- Freezer friendly? Yes please! I’ve stored this sauce for up to a month in the fridge and up to three months in the freezer. The sugars and salt act as preservatives.
- Use low sodium Tamari for balanced flavor. I find regular Tamari too salty in this recipe and in order to balance the salt, I’d need to increase the sugar. Stick with low sodium for this recipe.
- This recipe is best as a sauce. Because of the sugar content, if cooked at a high heat, the sauce can easily burn. If using as a marinade, stir-fry quickly and at a lower heat.
- Reheat this sauce on a low gentle heat on stove top or in the microwave.
- After you make this sauce, whip up some mouthwatering Speedy Tofu Teriyaki Bowls!
More Homemade Sauces and Condiments to Love:
Ginger-Garlic Teriyaki Sauce
Tangy, sweet, salty and oh so simple to make! Ginger-Garlic Teriyaki Sauce is freezer friendly and a condiment to keep on hand to whip up easy week night stir fries! gluten free + vegan
In a medium sauce-pot add the Tamari, pineapple juice, sugar, maple syrup, garlic and fresh ginger. Whisk. Bring mixture to a simmer, then turn to medium low. Simmer on a low gentle heat for about 20 minutes, whisking occasionally. Towards the end of cooking, when whisked, it will boil up, so be careful here and adjust the heat as needed. The sauce will reduce by about 1/2 and thicken as it cooks.
Once the sauce coats the back of a metal spoon and stays in place when your finger runs through the sauce on the back of the spoon (careful it's HOT), the sauce is ready.
Strain through a fine mesh strainer and into a storage jar. Discard the solids. Store in a lidded container in the refrigerator for up to two weeks, or in the freezer for up to months. The sauce will thicken as it cools.
To thin the sauce, add more pineapple juice, a tablespoon at a time to thin as needed once cooled or reheated. Reheat on low heat stove top or for 30 seconds at a time in the microwave.

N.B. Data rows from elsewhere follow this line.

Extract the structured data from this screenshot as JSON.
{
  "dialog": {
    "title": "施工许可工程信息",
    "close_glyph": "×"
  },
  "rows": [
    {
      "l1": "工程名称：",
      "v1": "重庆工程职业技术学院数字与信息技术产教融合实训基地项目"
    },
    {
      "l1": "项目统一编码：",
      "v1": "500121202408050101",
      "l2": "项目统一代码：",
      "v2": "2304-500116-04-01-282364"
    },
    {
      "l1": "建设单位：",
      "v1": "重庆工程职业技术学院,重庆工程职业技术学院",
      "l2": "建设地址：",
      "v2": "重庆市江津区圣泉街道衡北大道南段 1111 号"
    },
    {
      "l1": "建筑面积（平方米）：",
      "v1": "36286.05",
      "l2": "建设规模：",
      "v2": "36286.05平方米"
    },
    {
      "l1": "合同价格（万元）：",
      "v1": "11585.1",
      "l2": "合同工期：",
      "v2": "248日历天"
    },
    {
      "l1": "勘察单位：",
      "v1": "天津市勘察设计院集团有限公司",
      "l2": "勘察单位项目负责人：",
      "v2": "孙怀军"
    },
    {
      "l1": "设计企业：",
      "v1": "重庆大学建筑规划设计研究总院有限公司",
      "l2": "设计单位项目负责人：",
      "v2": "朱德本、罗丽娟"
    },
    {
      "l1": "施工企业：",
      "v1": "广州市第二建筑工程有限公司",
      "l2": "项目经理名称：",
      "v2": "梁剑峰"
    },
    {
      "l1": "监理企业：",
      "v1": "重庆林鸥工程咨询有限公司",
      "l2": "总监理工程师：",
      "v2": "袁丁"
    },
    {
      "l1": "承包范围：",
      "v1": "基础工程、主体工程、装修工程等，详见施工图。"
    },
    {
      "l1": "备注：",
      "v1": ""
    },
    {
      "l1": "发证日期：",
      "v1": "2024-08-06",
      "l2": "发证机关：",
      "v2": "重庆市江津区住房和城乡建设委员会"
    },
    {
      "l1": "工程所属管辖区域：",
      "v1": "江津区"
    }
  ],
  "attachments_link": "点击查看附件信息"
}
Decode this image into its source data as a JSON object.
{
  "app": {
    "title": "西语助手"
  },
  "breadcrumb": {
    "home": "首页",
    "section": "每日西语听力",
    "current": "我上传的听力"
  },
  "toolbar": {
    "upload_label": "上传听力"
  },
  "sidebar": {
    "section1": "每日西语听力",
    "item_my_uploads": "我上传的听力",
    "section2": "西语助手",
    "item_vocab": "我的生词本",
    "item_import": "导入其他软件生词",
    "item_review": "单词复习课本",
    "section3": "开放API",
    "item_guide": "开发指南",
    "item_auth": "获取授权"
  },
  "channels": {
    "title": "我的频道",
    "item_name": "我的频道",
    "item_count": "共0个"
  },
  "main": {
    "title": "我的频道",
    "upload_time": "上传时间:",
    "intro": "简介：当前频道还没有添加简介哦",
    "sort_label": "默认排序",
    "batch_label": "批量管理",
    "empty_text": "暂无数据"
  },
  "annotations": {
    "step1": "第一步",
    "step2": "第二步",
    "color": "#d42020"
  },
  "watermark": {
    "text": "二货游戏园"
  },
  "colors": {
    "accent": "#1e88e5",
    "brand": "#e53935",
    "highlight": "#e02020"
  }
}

*Pineapple Juice: I often use the juice from a can of pineapple juice rather than purchasing a bottle of juice as this is what I typically keep stocked in the pantry. The pineapple chunks are delicious in smoothies and muffins and can be frozen if needed.
This recipe is best as a sauce. Because of the sugar content, if cooked at a high heat, the sauce can easily burn. If using as a marinade, stir-fry quickly and at a lower heat.
This recipe is adapted from Epicurious.